[[ -s "$HOME/.rvm/scripts/rvm" ]] && source "$HOME/.rvm/scripts/rvm" # Load RVM into a shell session$

# don't forget to source it
source ~/.bash_profile

# install ruby using rvm install [version]
rvm install 2.2

# select version and use it if it didn't do it automatically
rvm use --default 2.2

# check version and which one - should be in your home directory inside the .rvm directory
ruby -v
which ruby

# check which gem, should be inside .rvm using same version as selected above
which gem

# update gem and install bundler
gem update
gem install bundler

# install jekyll if you will use it
gem install jekyll

That’s pretty much what I do to get an development environment going on OSX. Of course I didn’t include all the tools I use for deployment – that’s another post in the future. Why go through all the trouble when there’s MAMP or packaged environments? Well, I tried MAMP and purchased a pro license a few years back. I just didn’t have the same control as I do with this setup. Maybe it has changed now but this works for me. I also played with Vagrant. I don’t really like Virtualbox much.
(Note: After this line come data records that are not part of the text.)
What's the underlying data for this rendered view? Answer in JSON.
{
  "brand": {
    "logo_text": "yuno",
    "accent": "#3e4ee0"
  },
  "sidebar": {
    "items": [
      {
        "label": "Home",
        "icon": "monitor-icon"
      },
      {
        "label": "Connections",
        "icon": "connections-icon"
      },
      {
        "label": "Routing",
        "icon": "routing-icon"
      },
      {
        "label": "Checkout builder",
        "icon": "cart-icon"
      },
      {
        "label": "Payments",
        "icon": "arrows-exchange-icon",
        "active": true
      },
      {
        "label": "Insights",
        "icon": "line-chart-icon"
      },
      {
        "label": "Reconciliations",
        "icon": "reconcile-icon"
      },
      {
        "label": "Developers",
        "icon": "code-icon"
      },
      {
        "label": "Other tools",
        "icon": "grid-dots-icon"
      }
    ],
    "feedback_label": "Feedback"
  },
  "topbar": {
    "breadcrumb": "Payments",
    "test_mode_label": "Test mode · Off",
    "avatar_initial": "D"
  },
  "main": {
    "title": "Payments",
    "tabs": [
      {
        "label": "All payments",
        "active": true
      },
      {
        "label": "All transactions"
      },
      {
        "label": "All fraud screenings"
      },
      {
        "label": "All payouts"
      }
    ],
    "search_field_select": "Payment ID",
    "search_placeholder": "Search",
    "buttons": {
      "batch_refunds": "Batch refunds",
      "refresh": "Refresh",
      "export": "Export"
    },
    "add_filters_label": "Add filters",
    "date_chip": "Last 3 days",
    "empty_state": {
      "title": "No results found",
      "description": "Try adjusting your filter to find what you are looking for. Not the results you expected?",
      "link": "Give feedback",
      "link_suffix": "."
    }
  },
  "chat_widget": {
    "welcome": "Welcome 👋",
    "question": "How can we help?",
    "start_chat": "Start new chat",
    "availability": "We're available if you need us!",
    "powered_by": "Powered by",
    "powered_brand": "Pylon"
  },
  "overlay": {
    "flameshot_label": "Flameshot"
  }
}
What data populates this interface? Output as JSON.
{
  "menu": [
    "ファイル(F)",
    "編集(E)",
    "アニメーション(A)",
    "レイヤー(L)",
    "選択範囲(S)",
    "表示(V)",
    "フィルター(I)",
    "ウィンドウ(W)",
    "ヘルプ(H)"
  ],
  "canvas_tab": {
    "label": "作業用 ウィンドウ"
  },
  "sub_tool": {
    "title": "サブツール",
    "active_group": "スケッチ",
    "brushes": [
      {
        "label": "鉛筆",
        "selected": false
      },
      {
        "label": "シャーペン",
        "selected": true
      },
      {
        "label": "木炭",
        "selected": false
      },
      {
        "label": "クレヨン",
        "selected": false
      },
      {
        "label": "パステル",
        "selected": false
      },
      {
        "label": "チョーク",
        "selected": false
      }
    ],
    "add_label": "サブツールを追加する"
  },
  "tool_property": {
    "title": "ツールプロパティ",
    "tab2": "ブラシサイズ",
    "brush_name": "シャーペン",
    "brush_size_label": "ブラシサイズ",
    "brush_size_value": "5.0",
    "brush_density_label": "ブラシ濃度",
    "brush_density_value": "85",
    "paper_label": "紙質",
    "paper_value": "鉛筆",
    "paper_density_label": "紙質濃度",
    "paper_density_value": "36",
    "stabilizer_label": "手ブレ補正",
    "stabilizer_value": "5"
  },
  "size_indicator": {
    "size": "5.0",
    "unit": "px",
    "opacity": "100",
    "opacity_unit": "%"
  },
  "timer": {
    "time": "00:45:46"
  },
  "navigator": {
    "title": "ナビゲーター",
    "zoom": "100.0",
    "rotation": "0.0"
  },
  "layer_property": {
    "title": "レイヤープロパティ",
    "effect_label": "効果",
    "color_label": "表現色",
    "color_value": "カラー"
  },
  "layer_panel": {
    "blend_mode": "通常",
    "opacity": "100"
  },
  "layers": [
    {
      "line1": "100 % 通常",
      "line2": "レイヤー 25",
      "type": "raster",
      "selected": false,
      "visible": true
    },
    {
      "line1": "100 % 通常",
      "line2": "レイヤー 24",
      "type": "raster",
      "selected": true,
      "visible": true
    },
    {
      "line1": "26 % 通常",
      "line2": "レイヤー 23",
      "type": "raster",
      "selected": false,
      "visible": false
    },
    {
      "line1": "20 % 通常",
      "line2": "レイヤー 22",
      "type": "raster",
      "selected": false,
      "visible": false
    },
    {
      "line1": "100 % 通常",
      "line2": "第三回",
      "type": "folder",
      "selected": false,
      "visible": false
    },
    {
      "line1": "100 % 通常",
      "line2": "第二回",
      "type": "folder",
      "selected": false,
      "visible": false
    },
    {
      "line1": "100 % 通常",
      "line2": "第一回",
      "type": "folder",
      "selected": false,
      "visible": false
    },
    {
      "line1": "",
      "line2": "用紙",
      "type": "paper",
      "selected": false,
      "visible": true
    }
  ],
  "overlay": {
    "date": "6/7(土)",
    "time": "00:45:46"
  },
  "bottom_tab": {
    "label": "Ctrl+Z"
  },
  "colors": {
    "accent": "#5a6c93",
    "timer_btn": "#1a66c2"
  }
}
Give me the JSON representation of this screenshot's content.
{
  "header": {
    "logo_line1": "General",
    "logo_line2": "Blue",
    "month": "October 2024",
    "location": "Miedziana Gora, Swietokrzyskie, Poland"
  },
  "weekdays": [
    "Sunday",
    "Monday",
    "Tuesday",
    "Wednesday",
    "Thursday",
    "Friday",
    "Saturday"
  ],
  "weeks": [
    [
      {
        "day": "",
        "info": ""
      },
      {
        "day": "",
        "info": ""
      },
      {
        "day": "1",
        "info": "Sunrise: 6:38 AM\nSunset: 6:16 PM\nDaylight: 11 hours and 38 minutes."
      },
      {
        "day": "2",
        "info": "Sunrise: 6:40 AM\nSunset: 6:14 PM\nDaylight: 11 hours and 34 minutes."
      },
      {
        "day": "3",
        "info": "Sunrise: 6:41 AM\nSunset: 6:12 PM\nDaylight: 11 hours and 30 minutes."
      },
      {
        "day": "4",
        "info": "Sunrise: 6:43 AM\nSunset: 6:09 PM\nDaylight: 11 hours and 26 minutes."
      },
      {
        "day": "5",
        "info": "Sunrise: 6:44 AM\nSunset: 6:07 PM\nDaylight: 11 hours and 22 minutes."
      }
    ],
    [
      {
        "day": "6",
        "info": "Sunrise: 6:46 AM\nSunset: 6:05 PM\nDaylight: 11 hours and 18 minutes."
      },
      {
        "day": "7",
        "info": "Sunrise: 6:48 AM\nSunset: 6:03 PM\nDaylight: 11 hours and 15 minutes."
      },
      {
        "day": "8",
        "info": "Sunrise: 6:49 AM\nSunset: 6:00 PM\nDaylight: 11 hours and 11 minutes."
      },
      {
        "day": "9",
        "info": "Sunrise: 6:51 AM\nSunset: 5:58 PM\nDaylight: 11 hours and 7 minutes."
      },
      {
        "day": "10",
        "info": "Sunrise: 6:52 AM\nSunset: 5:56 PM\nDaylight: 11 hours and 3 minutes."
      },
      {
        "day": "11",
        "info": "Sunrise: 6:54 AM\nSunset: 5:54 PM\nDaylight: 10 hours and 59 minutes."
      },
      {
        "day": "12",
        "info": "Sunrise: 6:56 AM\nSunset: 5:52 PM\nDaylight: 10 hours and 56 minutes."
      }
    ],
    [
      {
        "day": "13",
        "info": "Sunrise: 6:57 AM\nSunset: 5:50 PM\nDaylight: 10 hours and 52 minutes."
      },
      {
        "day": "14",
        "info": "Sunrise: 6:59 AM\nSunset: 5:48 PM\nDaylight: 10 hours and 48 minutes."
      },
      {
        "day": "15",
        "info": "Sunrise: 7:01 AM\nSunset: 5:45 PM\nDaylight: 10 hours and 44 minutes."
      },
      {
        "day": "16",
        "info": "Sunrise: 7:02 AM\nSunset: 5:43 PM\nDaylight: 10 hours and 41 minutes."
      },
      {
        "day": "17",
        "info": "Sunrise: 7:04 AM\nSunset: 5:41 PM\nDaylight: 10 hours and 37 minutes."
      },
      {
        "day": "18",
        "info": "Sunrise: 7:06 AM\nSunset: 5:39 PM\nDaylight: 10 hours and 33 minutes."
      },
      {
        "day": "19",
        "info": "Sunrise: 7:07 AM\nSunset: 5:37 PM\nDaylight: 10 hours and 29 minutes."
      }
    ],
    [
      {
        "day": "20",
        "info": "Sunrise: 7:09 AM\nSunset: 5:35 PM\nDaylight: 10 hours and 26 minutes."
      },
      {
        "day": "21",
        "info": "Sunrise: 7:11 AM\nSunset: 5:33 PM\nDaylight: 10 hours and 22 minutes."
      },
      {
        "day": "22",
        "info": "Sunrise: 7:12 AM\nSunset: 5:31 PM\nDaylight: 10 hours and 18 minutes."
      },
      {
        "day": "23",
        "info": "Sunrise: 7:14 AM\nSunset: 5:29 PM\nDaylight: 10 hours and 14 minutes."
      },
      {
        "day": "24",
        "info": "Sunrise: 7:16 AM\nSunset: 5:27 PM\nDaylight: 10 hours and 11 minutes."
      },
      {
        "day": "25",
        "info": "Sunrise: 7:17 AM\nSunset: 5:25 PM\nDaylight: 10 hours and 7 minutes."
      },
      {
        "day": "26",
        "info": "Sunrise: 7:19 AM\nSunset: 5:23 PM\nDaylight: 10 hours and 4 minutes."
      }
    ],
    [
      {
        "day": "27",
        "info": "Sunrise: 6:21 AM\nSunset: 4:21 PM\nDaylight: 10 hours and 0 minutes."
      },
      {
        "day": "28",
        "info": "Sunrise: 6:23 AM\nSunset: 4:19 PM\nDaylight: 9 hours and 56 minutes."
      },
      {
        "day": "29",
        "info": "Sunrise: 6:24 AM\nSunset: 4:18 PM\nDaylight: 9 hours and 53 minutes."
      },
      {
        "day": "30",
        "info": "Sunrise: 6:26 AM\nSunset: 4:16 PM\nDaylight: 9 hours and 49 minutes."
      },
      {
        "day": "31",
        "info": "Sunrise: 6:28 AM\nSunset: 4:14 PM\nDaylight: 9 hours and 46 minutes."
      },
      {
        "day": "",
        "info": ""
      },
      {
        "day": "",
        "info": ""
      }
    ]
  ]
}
Hopefully this helps some of you. Please check out I got some of the commands off this post.